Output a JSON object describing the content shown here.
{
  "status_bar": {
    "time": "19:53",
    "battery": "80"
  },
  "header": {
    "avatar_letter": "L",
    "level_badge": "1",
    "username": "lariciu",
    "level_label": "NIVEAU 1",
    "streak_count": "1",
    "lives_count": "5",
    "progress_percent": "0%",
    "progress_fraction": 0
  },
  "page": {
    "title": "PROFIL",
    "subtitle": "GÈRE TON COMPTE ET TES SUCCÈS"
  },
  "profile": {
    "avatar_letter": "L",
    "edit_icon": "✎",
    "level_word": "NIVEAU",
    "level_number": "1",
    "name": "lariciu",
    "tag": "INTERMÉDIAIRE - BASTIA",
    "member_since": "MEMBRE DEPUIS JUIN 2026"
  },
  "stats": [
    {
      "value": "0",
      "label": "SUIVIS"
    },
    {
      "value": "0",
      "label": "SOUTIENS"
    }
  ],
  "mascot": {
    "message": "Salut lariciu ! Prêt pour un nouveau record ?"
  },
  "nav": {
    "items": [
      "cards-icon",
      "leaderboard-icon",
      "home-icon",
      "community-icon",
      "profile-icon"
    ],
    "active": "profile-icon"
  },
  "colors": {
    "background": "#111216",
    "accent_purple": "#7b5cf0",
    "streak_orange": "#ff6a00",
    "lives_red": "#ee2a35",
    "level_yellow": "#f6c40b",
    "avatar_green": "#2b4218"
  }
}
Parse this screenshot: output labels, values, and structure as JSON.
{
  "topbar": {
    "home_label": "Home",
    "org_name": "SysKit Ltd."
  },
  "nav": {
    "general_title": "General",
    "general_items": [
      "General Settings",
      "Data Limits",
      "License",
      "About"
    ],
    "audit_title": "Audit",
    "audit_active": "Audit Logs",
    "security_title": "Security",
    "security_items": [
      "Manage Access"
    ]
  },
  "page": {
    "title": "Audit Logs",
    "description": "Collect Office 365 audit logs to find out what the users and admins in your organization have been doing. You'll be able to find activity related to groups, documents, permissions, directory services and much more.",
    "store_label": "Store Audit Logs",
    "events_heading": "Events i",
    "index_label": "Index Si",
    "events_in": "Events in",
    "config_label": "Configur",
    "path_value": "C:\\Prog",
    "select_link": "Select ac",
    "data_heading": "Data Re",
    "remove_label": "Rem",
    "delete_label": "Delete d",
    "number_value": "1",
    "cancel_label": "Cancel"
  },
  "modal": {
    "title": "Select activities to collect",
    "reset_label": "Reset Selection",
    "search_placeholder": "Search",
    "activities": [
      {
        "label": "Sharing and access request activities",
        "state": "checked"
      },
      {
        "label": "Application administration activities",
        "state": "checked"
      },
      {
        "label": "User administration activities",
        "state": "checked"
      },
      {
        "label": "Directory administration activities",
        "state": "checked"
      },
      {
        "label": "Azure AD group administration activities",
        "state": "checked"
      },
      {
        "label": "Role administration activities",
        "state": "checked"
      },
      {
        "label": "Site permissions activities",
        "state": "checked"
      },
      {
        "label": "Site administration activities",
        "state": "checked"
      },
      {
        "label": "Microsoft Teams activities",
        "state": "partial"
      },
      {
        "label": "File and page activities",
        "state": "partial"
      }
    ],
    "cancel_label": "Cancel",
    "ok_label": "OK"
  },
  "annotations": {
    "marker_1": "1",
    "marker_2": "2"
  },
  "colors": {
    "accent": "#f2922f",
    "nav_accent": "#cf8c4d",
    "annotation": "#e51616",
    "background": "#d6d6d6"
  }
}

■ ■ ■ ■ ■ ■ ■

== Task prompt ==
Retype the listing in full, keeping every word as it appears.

== Answer section ==
Output a JSON object describing the content shown here.
{
  "status_bar": {
    "time": "19:53",
    "battery": "80"
  },
  "header": {
    "avatar_letter": "L",
    "level_badge": "1",
    "username": "lariciu",
    "level_label": "NIVEAU 1",
    "streak_count": "1",
    "lives_count": "5",
    "progress_percent": "0%",
    "progress_fraction": 0
  },
  "page": {
    "title": "PROFIL",
    "subtitle": "GÈRE TON COMPTE ET TES SUCCÈS"
  },
  "profile": {
    "avatar_letter": "L",
    "edit_icon": "✎",
    "level_word": "NIVEAU",
    "level_number": "1",
    "name": "lariciu",
    "tag": "INTERMÉDIAIRE - BASTIA",
    "member_since": "MEMBRE DEPUIS JUIN 2026"
  },
  "stats": [
    {
      "value": "0",
      "label": "SUIVIS"
    },
    {
      "value": "0",
      "label": "SOUTIENS"
    }
  ],
  "mascot": {
    "message": "Salut lariciu ! Prêt pour un nouveau record ?"
  },
  "nav": {
    "items": [
      "cards-icon",
      "leaderboard-icon",
      "home-icon",
      "community-icon",
      "profile-icon"
    ],
    "active": "profile-icon"
  },
  "colors": {
    "background": "#111216",
    "accent_purple": "#7b5cf0",
    "streak_orange": "#ff6a00",
    "lives_red": "#ee2a35",
    "level_yellow": "#f6c40b",
    "avatar_green": "#2b4218"
  }
}
Parse this screenshot: output labels, values, and structure as JSON.
{
  "topbar": {
    "home_label": "Home",
    "org_name": "SysKit Ltd."
  },
  "nav": {
    "general_title": "General",
    "general_items": [
      "General Settings",
      "Data Limits",
      "License",
      "About"
    ],
    "audit_title": "Audit",
    "audit_active": "Audit Logs",
    "security_title": "Security",
    "security_items": [
      "Manage Access"
    ]
  },
  "page": {
    "title": "Audit Logs",
    "description": "Collect Office 365 audit logs to find out what the users and admins in your organization have been doing. You'll be able to find activity related to groups, documents, permissions, directory services and much more.",
    "store_label": "Store Audit Logs",
    "events_heading": "Events i",
    "index_label": "Index Si",
    "events_in": "Events in",
    "config_label": "Configur",
    "path_value": "C:\\Prog",
    "select_link": "Select ac",
    "data_heading": "Data Re",
    "remove_label": "Rem",
    "delete_label": "Delete d",
    "number_value": "1",
    "cancel_label": "Cancel"
  },
  "modal": {
    "title": "Select activities to collect",
    "reset_label": "Reset Selection",
    "search_placeholder": "Search",
    "activities": [
      {
        "label": "Sharing and access request activities",
        "state": "checked"
      },
      {
        "label": "Application administration activities",
        "state": "checked"
      },
      {
        "label": "User administration activities",
        "state": "checked"
      },
      {
        "label": "Directory administration activities",
        "state": "checked"
      },
      {
        "label": "Azure AD group administration activities",
        "state": "checked"
      },
      {
        "label": "Role administration activities",
        "state": "checked"
      },
      {
        "label": "Site permissions activities",
        "state": "checked"
      },
      {
        "label": "Site administration activities",
        "state": "checked"
      },
      {
        "label": "Microsoft Teams activities",
        "state": "partial"
      },
      {
        "label": "File and page activities",
        "state": "partial"
      }
    ],
    "cancel_label": "Cancel",
    "ok_label": "OK"
  },
  "annotations": {
    "marker_1": "1",
    "marker_2": "2"
  },
  "colors": {
    "accent": "#f2922f",
    "nav_accent": "#cf8c4d",
    "annotation": "#e51616",
    "background": "#d6d6d6"
  }
}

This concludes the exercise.